'''
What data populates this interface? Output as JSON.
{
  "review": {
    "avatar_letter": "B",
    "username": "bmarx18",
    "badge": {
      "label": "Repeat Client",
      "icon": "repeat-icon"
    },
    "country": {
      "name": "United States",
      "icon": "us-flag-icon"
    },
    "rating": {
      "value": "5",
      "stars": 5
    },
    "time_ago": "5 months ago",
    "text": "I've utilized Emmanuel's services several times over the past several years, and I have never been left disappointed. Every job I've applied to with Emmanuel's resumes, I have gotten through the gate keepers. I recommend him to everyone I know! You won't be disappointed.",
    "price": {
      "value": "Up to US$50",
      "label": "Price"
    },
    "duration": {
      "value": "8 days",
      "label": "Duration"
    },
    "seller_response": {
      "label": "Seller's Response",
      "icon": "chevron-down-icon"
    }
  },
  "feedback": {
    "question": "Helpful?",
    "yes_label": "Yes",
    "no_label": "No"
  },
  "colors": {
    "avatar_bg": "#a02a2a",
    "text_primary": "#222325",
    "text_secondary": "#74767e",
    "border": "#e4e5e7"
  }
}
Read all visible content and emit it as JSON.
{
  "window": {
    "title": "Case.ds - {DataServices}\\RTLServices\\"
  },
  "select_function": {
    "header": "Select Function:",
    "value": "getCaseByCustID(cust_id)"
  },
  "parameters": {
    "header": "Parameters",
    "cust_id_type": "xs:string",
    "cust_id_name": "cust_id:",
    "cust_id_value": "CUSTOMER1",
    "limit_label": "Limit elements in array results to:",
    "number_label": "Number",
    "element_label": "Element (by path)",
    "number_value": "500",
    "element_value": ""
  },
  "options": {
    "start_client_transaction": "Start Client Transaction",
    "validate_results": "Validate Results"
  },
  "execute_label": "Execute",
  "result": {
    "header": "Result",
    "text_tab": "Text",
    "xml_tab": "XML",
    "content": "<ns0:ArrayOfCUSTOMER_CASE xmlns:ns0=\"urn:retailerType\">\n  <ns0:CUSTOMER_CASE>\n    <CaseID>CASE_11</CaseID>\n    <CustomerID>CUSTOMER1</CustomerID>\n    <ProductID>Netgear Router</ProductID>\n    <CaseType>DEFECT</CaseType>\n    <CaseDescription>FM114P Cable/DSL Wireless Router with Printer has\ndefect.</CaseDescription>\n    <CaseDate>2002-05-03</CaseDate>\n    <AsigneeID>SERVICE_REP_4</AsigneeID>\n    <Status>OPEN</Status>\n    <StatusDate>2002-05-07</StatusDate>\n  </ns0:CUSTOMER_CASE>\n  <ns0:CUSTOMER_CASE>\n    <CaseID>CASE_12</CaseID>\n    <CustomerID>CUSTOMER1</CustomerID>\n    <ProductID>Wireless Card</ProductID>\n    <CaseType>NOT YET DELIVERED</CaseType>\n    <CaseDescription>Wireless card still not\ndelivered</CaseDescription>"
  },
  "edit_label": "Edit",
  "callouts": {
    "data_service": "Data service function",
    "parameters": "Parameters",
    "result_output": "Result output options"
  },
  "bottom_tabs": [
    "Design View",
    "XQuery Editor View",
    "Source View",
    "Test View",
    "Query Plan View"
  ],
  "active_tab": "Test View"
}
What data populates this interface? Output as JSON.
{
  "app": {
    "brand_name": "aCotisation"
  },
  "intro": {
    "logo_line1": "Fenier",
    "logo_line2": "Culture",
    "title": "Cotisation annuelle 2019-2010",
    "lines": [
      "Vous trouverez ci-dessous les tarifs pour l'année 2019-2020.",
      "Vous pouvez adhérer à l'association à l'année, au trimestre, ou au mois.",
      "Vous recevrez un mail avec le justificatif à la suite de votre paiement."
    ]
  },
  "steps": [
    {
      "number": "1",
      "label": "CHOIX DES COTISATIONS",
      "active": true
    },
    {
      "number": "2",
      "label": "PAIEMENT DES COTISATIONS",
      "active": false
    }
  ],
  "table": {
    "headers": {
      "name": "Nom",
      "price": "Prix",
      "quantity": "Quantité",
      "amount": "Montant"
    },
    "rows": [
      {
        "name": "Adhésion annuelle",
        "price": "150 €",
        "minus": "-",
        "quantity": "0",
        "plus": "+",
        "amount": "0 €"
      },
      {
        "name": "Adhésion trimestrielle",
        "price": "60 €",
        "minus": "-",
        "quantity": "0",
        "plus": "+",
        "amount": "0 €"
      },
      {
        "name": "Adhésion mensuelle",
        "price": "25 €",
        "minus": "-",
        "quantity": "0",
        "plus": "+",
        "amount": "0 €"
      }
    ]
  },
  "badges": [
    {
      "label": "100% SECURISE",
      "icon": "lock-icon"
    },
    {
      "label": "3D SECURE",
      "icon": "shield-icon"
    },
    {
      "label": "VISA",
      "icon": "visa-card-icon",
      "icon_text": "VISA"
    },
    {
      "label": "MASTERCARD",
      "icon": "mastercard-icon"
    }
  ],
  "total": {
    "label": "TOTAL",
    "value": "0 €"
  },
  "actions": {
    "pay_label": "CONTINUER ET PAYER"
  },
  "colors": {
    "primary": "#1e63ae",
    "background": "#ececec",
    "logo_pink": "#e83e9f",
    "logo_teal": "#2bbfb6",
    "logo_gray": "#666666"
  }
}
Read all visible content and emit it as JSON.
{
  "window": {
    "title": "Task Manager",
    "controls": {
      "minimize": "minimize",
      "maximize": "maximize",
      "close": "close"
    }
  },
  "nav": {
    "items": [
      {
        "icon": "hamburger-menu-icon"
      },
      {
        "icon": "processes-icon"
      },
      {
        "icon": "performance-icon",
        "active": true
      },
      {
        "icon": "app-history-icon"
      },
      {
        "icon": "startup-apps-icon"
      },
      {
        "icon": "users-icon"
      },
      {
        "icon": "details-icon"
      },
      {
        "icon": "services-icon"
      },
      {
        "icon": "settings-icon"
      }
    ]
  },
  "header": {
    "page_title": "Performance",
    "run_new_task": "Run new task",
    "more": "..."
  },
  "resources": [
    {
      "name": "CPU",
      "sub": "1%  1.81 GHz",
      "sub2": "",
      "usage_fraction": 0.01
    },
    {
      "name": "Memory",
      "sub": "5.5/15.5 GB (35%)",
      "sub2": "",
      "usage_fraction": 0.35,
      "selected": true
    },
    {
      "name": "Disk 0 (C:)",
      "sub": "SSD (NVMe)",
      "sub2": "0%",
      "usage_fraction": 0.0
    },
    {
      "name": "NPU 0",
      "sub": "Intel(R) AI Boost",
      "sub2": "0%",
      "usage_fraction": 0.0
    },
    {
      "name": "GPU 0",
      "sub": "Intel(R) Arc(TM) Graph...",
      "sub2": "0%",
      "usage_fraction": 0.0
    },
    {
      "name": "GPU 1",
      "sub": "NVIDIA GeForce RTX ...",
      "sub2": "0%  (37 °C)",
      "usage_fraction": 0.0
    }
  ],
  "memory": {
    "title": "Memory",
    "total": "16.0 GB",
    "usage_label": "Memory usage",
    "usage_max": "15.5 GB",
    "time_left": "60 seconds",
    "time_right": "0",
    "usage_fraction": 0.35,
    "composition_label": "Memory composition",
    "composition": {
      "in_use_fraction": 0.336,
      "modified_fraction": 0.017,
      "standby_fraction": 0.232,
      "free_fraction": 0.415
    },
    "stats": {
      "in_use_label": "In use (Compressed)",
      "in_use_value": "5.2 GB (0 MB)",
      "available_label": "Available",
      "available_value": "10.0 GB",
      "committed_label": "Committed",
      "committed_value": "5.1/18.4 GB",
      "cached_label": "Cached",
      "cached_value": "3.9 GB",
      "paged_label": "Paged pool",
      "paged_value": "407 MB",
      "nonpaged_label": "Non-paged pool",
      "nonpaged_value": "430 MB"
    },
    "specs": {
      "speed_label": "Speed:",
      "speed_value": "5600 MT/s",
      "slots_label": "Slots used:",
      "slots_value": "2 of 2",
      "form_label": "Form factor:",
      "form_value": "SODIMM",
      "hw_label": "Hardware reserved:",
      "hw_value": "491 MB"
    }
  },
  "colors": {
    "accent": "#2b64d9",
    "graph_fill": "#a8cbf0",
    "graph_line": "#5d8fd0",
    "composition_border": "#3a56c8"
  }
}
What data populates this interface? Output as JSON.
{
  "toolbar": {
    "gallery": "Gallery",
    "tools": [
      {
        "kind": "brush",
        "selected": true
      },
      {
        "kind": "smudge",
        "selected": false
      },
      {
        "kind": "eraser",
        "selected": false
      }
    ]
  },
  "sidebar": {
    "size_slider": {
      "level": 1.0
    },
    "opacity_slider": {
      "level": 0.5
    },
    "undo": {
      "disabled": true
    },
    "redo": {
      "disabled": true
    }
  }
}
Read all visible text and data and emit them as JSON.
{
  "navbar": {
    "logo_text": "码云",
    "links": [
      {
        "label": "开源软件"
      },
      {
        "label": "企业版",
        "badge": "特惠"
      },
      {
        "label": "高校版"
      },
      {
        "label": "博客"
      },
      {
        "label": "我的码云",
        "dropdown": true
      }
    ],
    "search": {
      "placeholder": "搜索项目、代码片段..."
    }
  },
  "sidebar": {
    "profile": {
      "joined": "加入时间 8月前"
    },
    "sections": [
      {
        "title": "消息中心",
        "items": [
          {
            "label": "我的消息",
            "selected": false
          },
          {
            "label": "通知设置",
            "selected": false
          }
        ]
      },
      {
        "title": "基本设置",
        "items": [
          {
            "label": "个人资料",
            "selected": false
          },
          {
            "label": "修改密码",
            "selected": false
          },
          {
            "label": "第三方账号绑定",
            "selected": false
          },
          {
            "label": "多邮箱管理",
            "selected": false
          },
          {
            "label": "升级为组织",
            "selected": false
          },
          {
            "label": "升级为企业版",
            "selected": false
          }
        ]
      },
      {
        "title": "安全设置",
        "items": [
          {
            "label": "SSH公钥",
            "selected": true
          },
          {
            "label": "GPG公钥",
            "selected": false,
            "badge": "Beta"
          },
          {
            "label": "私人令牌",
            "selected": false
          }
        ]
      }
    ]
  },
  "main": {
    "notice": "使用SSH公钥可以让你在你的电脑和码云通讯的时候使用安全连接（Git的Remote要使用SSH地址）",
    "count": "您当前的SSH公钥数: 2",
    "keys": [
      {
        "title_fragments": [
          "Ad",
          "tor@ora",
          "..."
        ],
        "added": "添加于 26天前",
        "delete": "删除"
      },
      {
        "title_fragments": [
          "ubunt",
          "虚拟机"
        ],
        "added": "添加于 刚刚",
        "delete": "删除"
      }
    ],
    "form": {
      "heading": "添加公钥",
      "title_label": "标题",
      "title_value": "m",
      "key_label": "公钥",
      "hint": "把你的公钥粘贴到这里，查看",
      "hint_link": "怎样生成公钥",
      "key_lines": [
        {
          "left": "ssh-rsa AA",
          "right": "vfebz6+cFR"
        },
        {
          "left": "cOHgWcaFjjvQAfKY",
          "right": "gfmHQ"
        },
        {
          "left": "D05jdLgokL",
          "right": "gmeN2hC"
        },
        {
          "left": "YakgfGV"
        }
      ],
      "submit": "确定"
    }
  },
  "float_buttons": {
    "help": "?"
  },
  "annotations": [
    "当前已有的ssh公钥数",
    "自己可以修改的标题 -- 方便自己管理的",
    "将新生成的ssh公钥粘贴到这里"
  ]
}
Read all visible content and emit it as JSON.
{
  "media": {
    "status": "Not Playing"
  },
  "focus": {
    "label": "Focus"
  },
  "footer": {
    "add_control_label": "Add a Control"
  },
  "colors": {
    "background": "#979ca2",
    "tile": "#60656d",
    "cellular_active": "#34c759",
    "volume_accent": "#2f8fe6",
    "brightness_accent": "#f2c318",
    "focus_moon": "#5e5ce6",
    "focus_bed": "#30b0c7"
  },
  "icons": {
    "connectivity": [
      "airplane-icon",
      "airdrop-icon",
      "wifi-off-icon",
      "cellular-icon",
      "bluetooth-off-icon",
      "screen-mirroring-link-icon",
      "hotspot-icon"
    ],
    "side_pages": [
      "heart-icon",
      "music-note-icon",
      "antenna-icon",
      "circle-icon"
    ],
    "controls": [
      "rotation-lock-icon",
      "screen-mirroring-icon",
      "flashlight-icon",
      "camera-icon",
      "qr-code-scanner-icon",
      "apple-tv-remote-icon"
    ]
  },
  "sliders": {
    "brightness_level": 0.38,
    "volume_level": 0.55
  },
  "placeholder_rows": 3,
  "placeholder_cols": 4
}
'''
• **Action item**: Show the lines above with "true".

• **Answer**:
      "active": true
        "active": true
      "selected": true
        "selected": true
      "disabled": true
      "disabled": true
        "dropdown": true
            "selected": true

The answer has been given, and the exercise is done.